When it comes to my son Jack, I fill out a lot of paperwork–forms, surveys, and questionnaires. I check boxes, and rate things like behavior, and anxiety, and temperament.
Usually I leave the papers on the corner of my desk until the last possible second. I mean, I hate paperwork to begin with, and I especially hate paperwork where there is a rating scale involved.
On a scale of 1-10, how would you describe your child’s ability to ride a unicycle while balancing a grapefruit in his left hand?
Just kidding. Usually they read more like this:
On a scale of 1-10, how would you describe your child’s ability to follow directions involving two or more steps?
These kinds of questions stump me.
I mean, Jack can follow a recipe pretty easily but he has to keep checking and re-checking the measurements. He reads it over between every step. This is because he has very little working memory. He can’t hold onto information and use it at the same time.
Is this a three on the scale? Or maybe a five?
On a scale of 1-10, how would you rate your child’s ability to create meaningful social connections?
Well, he has no friends. And he doesn’t seem to want friends. So I guess that would make it a one.
Yet, he loves his grandparents, and his cousins.

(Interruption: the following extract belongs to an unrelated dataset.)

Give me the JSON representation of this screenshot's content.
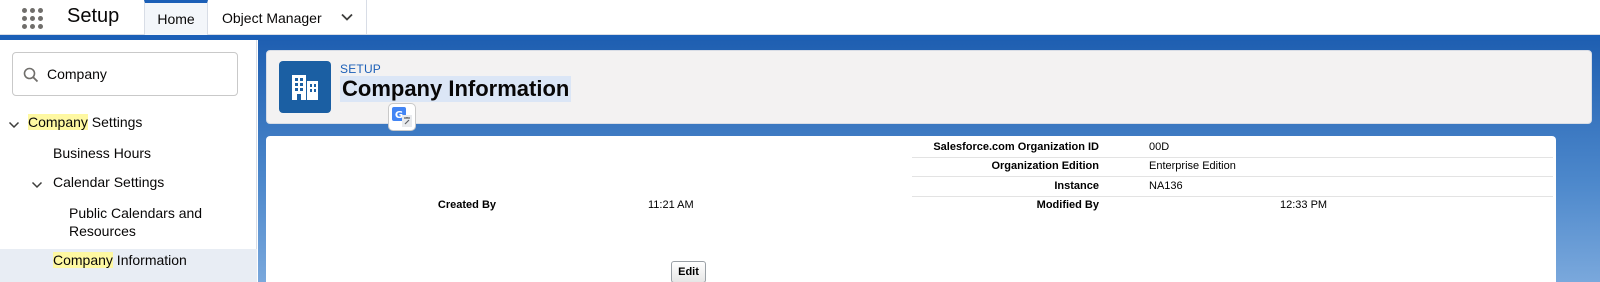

And when we go to the grocery store he squints and frowns at the shelf with the granola bars, until he finds the ones his father eats for breakfast. So maybe that bumps him up to a six?
There’s often an empty box at the bottom of the paperwork, inviting me to describe him in my own words. As if the rating system wasn’t complicated enough, now I have to fit my son into a small paper space.
It’s easy to describe his physical features.
He is very tall. He has big feet, and he wears glasses.
He has dark brown hair and every morning he carefully parts it to one side.
I can usually explain what he likes, and dislikes.
He likes milkshakes.
He dislikes yogurt.
He likes handshakes.
He dislikes hugs.
Then there are his peculiar, ordinary habits.
He’s up by 6:00 am . He rides the Peloton, and then he toasts waffles for breakfast.
He carries wipes for his glasses in his pocket—up to ten little squares of cloth wrapped in plastic. At least once an hour, he unwraps one, and sniffs at it. Then he carefully takes off his glasses, and wipes down each lens.
There is an earnestness to him words can’t quite illustrate.
He tries, all the time.
He tries to do the right thing and even though he swears a lot, he is good. He is a good person.
At the end of the day, he is exhausted. He comes home from school and he helps me with dinner and by the time we finish watching an episode of The Goldbergs, he has nothing left. He has given all of his words and his energy and his time and his space. We have learned not to push him, or ask too much.
He hardly ever smiles, or laughs.
You might think I’m exaggerating when I say this about the smiling and the laugher, but I’m not. The last time I heard him laugh a deep laugh was probably August 2019. We were in the car together, and a song came on the radio. I started to sing it in a loud, silly voice, and he laughed.
My boy laughed, and my heart soared.
How can I describe him?
Describing my son and his autism like trying to describe the wind, or my own hand. It is at once familiar, yet hard to capture.
He is the most persistent person I have ever met.
He is a problem-solver.
He meticulously plans his entire life—meals, television shows, taking out the garbage.
He rehashes and repeats and revises, until I think I can’t take one more second talking about our Thanksgiving meal.
And now, COVID has stolen everything he loves. Holidays, family parties, trips to the movie theater.
Still, he plans.
He adjusts, and readjusts, and adapts.
This requires much discussion and many lists and lots of talking. Also, did I mention the discussion?
But then I remember, tucked inside the planning and the preparations like a tiny seed, is a battle cry of sorts. It is his attempt to rally. He is trying to create shape and order, even as the landscape shifts between his feet.
This is good. It is good, and important, and it does not fit inside a box at the bottom of a form.
I long to protect him.
One time I had a dream that he was carrying a pizza and a bunch of men tried to take it from him. In my dream I tried to call out—to tell them to stop and get away from my son—except no words came out.
He is so much more than autism. Can you see this? I hope you see this.
He is fear, and earnestness, and surprise all mixed up together.
He can make me laugh and cry in the same exact moment.
This is good.
It is important.
He is hard to describe.
Maybe he is all of us. You, and also me.
I don’t fit in a box.
I love him fiercely.
This year for Thanksgiving. Let’s make. Macaroni and cheese. For something new.